Work request: Would you reproduce all of the entries exactly?

-------- Data for processing --------

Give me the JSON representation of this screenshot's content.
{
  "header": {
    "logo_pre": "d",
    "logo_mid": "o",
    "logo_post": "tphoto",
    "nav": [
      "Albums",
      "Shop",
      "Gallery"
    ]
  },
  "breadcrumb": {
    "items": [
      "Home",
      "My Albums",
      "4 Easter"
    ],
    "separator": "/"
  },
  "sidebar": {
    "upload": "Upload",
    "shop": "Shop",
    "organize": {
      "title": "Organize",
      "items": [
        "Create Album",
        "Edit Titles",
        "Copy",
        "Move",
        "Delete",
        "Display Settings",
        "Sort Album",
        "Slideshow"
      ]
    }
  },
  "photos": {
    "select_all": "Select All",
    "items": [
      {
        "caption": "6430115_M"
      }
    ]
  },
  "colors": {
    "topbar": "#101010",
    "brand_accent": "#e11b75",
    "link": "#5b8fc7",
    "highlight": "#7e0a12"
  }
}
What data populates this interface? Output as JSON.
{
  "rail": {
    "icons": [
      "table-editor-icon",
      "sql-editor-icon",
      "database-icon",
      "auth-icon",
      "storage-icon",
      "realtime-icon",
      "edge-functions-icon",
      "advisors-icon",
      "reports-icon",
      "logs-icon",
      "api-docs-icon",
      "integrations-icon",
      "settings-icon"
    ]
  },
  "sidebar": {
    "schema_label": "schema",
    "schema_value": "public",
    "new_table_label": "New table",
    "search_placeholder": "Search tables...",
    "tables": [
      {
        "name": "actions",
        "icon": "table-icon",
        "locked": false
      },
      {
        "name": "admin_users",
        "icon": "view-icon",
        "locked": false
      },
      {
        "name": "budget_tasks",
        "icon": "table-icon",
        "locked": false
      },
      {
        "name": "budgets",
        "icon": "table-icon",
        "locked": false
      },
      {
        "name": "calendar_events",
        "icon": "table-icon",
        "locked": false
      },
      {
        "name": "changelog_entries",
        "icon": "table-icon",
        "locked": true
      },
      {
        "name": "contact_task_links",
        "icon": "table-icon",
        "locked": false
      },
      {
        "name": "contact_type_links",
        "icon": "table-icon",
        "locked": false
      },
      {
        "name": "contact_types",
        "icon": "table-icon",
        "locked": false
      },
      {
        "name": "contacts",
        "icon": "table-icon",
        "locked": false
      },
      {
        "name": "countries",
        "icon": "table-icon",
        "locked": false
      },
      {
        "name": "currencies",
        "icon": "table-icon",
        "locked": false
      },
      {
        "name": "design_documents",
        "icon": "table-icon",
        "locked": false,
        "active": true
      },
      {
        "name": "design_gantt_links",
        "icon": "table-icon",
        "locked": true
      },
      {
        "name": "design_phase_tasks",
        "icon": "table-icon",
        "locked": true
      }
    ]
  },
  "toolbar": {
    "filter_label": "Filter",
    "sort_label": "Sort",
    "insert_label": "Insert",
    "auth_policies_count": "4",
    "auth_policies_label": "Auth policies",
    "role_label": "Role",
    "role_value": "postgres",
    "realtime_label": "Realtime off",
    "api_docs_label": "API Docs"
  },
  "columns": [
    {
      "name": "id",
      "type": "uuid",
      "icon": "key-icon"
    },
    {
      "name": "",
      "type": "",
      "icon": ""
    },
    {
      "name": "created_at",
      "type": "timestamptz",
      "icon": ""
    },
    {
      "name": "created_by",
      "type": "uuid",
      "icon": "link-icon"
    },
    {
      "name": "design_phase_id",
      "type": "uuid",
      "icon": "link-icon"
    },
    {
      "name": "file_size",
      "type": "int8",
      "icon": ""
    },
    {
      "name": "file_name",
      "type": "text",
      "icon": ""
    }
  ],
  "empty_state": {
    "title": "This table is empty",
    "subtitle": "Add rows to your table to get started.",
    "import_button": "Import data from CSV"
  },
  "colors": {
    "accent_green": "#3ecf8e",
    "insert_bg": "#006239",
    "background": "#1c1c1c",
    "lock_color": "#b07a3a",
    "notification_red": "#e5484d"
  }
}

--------

Expected output:
Give me the JSON representation of this screenshot's content.
{
  "header": {
    "logo_pre": "d",
    "logo_mid": "o",
    "logo_post": "tphoto",
    "nav": [
      "Albums",
      "Shop",
      "Gallery"
    ]
  },
  "breadcrumb": {
    "items": [
      "Home",
      "My Albums",
      "4 Easter"
    ],
    "separator": "/"
  },
  "sidebar": {
    "upload": "Upload",
    "shop": "Shop",
    "organize": {
      "title": "Organize",
      "items": [
        "Create Album",
        "Edit Titles",
        "Copy",
        "Move",
        "Delete",
        "Display Settings",
        "Sort Album",
        "Slideshow"
      ]
    }
  },
  "photos": {
    "select_all": "Select All",
    "items": [
      {
        "caption": "6430115_M"
      }
    ]
  },
  "colors": {
    "topbar": "#101010",
    "brand_accent": "#e11b75",
    "link": "#5b8fc7",
    "highlight": "#7e0a12"
  }
}
What data populates this interface? Output as JSON.
{
  "rail": {
    "icons": [
      "table-editor-icon",
      "sql-editor-icon",
      "database-icon",
      "auth-icon",
      "storage-icon",
      "realtime-icon",
      "edge-functions-icon",
      "advisors-icon",
      "reports-icon",
      "logs-icon",
      "api-docs-icon",
      "integrations-icon",
      "settings-icon"
    ]
  },
  "sidebar": {
    "schema_label": "schema",
    "schema_value": "public",
    "new_table_label": "New table",
    "search_placeholder": "Search tables...",
    "tables": [
      {
        "name": "actions",
        "icon": "table-icon",
        "locked": false
      },
      {
        "name": "admin_users",
        "icon": "view-icon",
        "locked": false
      },
      {
        "name": "budget_tasks",
        "icon": "table-icon",
        "locked": false
      },
      {
        "name": "budgets",
        "icon": "table-icon",
        "locked": false
      },
      {
        "name": "calendar_events",
        "icon": "table-icon",
        "locked": false
      },
      {
        "name": "changelog_entries",
        "icon": "table-icon",
        "locked": true
      },
      {
        "name": "contact_task_links",
        "icon": "table-icon",
        "locked": false
      },
      {
        "name": "contact_type_links",
        "icon": "table-icon",
        "locked": false
      },
      {
        "name": "contact_types",
        "icon": "table-icon",
        "locked": false
      },
      {
        "name": "contacts",
        "icon": "table-icon",
        "locked": false
      },
      {
        "name": "countries",
        "icon": "table-icon",
        "locked": false
      },
      {
        "name": "currencies",
        "icon": "table-icon",
        "locked": false
      },
      {
        "name": "design_documents",
        "icon": "table-icon",
        "locked": false,
        "active": true
      },
      {
        "name": "design_gantt_links",
        "icon": "table-icon",
        "locked": true
      },
      {
        "name": "design_phase_tasks",
        "icon": "table-icon",
        "locked": true
      }
    ]
  },
  "toolbar": {
    "filter_label": "Filter",
    "sort_label": "Sort",
    "insert_label": "Insert",
    "auth_policies_count": "4",
    "auth_policies_label": "Auth policies",
    "role_label": "Role",
    "role_value": "postgres",
    "realtime_label": "Realtime off",
    "api_docs_label": "API Docs"
  },
  "columns": [
    {
      "name": "id",
      "type": "uuid",
      "icon": "key-icon"
    },
    {
      "name": "",
      "type": "",
      "icon": ""
    },
    {
      "name": "created_at",
      "type": "timestamptz",
      "icon": ""
    },
    {
      "name": "created_by",
      "type": "uuid",
      "icon": "link-icon"
    },
    {
      "name": "design_phase_id",
      "type": "uuid",
      "icon": "link-icon"
    },
    {
      "name": "file_size",
      "type": "int8",
      "icon": ""
    },
    {
      "name": "file_name",
      "type": "text",
      "icon": ""
    }
  ],
  "empty_state": {
    "title": "This table is empty",
    "subtitle": "Add rows to your table to get started.",
    "import_button": "Import data from CSV"
  },
  "colors": {
    "accent_green": "#3ecf8e",
    "insert_bg": "#006239",
    "background": "#1c1c1c",
    "lock_color": "#b07a3a",
    "notification_red": "#e5484d"
  }
}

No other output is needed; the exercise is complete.